Jon: That’s a good question actually. I’d say to just hear the progression because it is interesting to hear what someone wrote when they were 19 up to what they wrote when they were 34.
EM: You have mentioned that you want to write a new album during your free time this year. Have you begun the process? And if so, where do you currently see it going?
Jon: Yes, I have begun it. It’s been a very technical process so far because I decided to move platforms from Logic over to Ableton - or, at least to learn what Ableton can do for me that Logic couldn’t and maybe combined the two. So, at the moment I have just been learning it and getting my head around it, discovering how different it is and how much flexibility it has. It’s like a whole new instrument I’m learning is what it feels like. It feels like I picked up a guitar for the first time. So, at the moment there’s very little actual music coming out of it - there’s a lot of little experiments and almost studies in how to use this new thing. That’s where I am right now.

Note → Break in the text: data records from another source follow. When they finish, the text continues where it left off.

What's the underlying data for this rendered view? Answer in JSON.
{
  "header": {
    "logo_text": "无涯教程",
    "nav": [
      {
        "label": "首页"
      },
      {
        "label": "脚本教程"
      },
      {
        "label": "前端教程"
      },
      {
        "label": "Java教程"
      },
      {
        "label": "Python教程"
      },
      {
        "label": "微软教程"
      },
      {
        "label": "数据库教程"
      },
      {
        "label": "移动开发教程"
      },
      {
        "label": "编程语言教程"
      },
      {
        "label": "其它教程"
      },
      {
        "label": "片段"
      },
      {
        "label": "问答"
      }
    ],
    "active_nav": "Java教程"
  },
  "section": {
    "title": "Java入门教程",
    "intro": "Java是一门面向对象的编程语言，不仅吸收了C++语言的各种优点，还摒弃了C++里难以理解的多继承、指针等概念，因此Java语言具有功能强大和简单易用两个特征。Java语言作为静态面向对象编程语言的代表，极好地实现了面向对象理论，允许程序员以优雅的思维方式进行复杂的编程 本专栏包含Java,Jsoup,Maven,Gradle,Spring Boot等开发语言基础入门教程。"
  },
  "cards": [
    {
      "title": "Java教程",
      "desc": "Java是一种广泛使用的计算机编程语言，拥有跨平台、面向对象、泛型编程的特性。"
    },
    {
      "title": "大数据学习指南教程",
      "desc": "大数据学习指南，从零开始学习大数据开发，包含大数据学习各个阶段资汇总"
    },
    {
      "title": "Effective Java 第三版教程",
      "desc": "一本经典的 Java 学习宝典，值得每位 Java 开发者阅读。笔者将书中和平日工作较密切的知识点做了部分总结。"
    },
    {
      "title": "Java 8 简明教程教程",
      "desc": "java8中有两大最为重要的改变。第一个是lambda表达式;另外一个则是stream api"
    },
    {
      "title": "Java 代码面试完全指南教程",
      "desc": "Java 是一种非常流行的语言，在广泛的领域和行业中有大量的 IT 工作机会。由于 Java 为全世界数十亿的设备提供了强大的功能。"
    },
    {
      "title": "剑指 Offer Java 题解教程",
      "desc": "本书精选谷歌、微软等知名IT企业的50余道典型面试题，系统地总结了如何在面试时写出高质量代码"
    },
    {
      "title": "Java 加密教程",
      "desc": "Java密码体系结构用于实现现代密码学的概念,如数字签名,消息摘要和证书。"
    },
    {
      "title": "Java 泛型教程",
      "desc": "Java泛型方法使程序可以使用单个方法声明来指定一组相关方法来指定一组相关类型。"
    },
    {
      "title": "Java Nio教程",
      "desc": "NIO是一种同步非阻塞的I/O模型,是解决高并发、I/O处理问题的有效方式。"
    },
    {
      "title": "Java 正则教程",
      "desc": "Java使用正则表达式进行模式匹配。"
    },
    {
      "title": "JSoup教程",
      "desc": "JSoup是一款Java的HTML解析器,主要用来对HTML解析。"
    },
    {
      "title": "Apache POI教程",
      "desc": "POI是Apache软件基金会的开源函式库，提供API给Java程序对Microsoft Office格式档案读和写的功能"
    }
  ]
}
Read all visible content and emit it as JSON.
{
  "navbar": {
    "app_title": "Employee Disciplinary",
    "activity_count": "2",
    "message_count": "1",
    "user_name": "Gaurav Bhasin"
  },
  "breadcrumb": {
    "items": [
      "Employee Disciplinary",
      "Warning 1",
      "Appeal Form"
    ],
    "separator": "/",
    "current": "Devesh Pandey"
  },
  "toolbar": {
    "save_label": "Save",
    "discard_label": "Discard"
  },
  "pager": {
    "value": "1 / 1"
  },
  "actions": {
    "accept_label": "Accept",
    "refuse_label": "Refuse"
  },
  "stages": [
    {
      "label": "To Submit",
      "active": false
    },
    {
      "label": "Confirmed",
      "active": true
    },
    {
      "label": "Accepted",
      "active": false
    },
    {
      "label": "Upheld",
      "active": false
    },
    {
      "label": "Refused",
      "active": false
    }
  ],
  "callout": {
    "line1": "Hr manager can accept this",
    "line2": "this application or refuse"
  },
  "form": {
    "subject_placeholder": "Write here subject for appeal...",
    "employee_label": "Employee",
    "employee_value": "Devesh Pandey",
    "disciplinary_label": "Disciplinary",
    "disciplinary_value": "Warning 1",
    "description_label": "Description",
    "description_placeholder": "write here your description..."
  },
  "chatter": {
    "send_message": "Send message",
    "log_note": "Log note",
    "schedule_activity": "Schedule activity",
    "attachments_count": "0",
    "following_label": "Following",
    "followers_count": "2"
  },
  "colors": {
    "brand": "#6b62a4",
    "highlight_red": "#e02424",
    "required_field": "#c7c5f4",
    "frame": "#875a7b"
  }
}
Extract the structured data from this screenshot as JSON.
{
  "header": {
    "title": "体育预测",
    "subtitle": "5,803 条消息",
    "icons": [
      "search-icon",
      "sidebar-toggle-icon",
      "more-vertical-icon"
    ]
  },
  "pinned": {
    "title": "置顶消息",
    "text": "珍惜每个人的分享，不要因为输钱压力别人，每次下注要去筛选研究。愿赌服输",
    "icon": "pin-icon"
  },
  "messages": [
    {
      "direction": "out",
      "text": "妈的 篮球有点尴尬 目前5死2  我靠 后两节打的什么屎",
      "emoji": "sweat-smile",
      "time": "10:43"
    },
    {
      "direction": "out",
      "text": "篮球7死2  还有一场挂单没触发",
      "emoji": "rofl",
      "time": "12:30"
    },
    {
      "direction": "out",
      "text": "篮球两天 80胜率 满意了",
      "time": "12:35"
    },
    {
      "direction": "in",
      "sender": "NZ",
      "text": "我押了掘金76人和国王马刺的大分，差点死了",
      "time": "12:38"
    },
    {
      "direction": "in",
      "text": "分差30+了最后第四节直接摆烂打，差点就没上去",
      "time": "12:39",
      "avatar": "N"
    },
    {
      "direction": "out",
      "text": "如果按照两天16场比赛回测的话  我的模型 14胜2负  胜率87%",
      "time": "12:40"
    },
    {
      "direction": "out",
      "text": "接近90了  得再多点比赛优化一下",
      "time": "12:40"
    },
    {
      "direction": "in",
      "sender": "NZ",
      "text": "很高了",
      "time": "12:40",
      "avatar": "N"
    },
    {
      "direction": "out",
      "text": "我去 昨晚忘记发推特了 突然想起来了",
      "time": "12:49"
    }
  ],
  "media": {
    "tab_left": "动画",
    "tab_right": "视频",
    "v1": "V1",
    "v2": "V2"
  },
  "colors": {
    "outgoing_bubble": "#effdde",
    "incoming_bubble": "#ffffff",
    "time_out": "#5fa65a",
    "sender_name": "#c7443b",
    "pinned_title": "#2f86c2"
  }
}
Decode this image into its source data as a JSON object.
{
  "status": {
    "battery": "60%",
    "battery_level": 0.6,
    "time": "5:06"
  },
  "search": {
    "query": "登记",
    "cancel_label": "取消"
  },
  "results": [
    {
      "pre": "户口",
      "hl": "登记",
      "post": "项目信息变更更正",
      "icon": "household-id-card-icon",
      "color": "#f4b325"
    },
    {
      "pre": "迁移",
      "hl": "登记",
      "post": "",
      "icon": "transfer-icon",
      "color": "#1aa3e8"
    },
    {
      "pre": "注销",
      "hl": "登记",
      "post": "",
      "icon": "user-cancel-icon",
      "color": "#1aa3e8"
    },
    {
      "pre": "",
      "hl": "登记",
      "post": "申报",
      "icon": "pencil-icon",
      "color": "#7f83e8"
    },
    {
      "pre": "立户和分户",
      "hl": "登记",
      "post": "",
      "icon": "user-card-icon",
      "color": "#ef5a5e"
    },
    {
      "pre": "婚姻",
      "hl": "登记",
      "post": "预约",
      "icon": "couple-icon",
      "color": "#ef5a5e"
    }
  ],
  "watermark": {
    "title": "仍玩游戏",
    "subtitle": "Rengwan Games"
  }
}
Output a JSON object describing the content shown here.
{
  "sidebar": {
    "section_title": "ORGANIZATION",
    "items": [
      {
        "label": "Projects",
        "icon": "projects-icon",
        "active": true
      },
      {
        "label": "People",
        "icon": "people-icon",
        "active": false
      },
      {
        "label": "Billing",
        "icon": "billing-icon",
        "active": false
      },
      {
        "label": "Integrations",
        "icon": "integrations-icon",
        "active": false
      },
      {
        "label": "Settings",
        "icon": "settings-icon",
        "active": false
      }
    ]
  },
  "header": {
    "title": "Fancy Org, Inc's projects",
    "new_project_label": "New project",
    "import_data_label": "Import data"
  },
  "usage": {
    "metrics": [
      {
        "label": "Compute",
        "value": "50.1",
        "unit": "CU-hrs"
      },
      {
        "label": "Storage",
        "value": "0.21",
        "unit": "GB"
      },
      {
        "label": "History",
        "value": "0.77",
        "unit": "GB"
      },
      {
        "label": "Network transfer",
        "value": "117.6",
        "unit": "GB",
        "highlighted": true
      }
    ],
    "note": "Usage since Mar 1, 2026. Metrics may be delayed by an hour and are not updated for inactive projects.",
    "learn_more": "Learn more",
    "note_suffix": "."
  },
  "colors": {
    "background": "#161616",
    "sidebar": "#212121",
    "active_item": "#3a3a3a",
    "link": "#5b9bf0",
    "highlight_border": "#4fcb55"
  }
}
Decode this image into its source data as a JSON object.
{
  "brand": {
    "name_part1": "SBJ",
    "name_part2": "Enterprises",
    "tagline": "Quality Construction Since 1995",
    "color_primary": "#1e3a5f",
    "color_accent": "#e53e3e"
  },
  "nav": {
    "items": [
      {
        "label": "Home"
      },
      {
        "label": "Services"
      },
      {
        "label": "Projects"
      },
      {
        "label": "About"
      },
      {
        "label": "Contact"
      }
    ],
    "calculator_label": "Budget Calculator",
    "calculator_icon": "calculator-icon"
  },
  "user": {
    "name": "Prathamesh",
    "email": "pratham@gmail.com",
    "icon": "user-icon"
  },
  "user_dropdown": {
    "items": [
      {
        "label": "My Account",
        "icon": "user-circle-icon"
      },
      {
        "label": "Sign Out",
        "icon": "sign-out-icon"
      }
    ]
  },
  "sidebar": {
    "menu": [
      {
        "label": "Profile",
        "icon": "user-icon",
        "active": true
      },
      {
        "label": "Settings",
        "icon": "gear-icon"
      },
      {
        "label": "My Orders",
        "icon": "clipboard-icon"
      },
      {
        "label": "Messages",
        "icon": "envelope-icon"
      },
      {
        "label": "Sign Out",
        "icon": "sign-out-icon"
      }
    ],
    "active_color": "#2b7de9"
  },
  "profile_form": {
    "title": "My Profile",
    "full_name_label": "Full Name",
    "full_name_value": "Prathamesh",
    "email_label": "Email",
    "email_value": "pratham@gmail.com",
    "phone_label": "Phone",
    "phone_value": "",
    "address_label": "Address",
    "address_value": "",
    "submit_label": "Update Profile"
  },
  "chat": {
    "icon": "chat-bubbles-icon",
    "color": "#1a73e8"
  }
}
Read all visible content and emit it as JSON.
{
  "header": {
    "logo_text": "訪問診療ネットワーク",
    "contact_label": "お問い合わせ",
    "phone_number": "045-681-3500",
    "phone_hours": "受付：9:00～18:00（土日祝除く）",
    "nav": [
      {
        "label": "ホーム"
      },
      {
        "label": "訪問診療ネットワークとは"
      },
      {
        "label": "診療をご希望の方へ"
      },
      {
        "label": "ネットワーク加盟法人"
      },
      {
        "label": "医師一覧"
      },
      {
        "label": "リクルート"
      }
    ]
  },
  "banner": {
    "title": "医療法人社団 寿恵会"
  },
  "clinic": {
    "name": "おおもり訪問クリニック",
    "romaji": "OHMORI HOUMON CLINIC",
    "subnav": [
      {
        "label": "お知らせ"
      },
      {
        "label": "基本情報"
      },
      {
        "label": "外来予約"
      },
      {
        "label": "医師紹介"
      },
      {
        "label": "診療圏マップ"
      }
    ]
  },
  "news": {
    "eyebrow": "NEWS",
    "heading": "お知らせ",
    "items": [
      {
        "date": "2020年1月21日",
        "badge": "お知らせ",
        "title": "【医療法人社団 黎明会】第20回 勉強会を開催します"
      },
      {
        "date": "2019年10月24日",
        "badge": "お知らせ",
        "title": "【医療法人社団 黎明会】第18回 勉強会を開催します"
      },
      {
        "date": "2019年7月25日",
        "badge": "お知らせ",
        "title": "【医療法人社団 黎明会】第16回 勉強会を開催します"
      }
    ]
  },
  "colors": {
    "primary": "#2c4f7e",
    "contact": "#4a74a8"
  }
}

I have over-arching ideas for how the record will sound. But, what I have discovered in the past is when I have thought I learned where it is going it doesn’t go that way. So, when I started writing Immunity I had no idea it was going to be a lot of techno tracks. The first track I wrote is called “Form By Firelight”, which is a very different rhythm on the slower half of the album. And then the techno front-running tracks came a bit later. So, I don’t know where this one is going yet, but in my head I can kind of see it.
EM: With all of your collaborations with a plethora of amazing artists, are there any others that you would like to work with if given the opportunity?
Jon: Yeah, I’d love to work with Sigur Ros. I have worked at their studio and recorded an EP there and I have been a huge fan for years and I’m going to meet them soon. Not in order to discuss anything, but I am excited to just say ‘hello’ and hopefully one day something will happen from that.
Thom York would be another. I mean these are obvious choices that I am sure that everyone would say if you had asked them. And also, Justin Vernon is another hero of mine.
EM: Well, given your background and who you have worked with in the past you have the potential to work with anyone.
Jon: It would be awesome. I’ve had a lot of different female vocalists on my tracks over the years, but I’d like to go beyond that.
EM: Knowing that you like to manipulate acoustic instruments to create your own electronic sounds, have you ever considered bringing live instruments into your own sets in a festival-like setting?
Jon: In a festival it doesn’t really work. When I’ve used a real piano on stage, or strings, it’s been in a concert hall setting with seats and with an audience who are in an exact right zone for that kind of music and who are expecting that kind of music. But, at a festival you get a lot of people who maybe don’t know stuff as well or they know the big or louder tunes only. So, what I would try and do-usually-is just create the most uplifting, more bold set at a festival.
I did this album with this Scottish singer called King Creosote a few years ago and it’s a very very quite album - folky, mostly acoustic. We tried to do it at some festivals — maybe two or three — and it just gets drown because where we’re sitting right now you can hear two stages going on. Imagine the quietest music. You just can’t get people into that, it just doesn’t work. I think festivals to me are more of a party thing because I tend to get put on late. Maybe if I was playing in the middle of the afternoon it would be different, but I don’t get those slots.
EM: Are there any acts that you are/were interested in catching live at FYF?
Jon: Yeah, I am very interested in Simian Mobile Disco, Flying Lotus — I know both are new additions — and also Purity Ring. I would like to see Bloc Party, but they are on at the same time as me now, so… yeah, that’s it. Tomorrow, I imagine I may be asleep. I’m jet lagged. We just got back from Japan like 24 hours ago and so my brain is eight hours out from here.